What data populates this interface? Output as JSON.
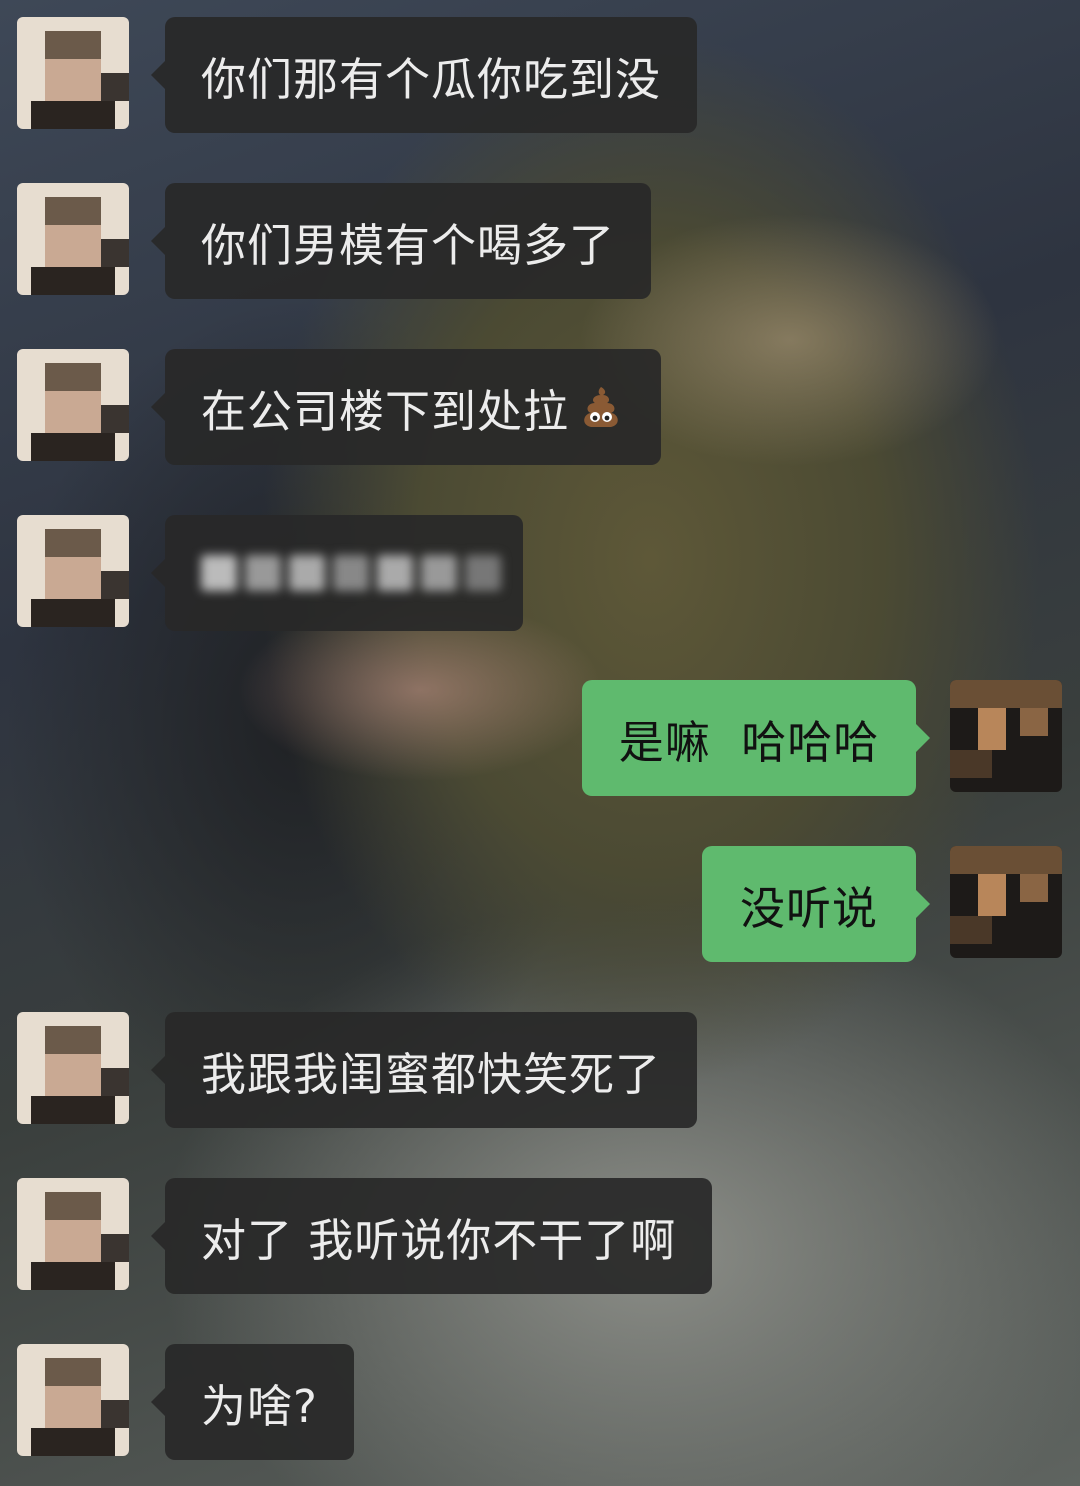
{
  "chat": {
    "messages": [
      {
        "side": "in",
        "text": "你们那有个瓜你吃到没"
      },
      {
        "side": "in",
        "text": "你们男模有个喝多了"
      },
      {
        "side": "in",
        "text": "在公司楼下到处拉",
        "emoji": "poop-emoji"
      },
      {
        "side": "in",
        "text": "",
        "blurred": true
      },
      {
        "side": "out",
        "text": "是嘛  哈哈哈"
      },
      {
        "side": "out",
        "text": "没听说"
      },
      {
        "side": "in",
        "text": "我跟我闺蜜都快笑死了"
      },
      {
        "side": "in",
        "text": "对了 我听说你不干了啊"
      },
      {
        "side": "in",
        "text": "为啥?"
      }
    ]
  },
  "colors": {
    "incoming_bubble": "#282828",
    "outgoing_bubble": "#5fba6e",
    "incoming_text": "#ececec",
    "outgoing_text": "#111111"
  },
  "icons": {
    "contact_avatar": "pixelated-portrait-avatar",
    "self_avatar": "pixelated-photo-avatar",
    "emoji": "poop-emoji"
  }
}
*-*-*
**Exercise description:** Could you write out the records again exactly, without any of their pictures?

**Answer:**
What data populates this interface? Output as JSON.
{
  "chat": {
    "messages": [
      {
        "side": "in",
        "text": "你们那有个瓜你吃到没"
      },
      {
        "side": "in",
        "text": "你们男模有个喝多了"
      },
      {
        "side": "in",
        "text": "在公司楼下到处拉",
        "emoji": "poop-emoji"
      },
      {
        "side": "in",
        "text": "",
        "blurred": true
      },
      {
        "side": "out",
        "text": "是嘛  哈哈哈"
      },
      {
        "side": "out",
        "text": "没听说"
      },
      {
        "side": "in",
        "text": "我跟我闺蜜都快笑死了"
      },
      {
        "side": "in",
        "text": "对了 我听说你不干了啊"
      },
      {
        "side": "in",
        "text": "为啥?"
      }
    ]
  },
  "colors": {
    "incoming_bubble": "#282828",
    "outgoing_bubble": "#5fba6e",
    "incoming_text": "#ececec",
    "outgoing_text": "#111111"
  },
  "icons": {
    "contact_avatar": "pixelated-portrait-avatar",
    "self_avatar": "pixelated-photo-avatar",
    "emoji": "poop-emoji"
  }
}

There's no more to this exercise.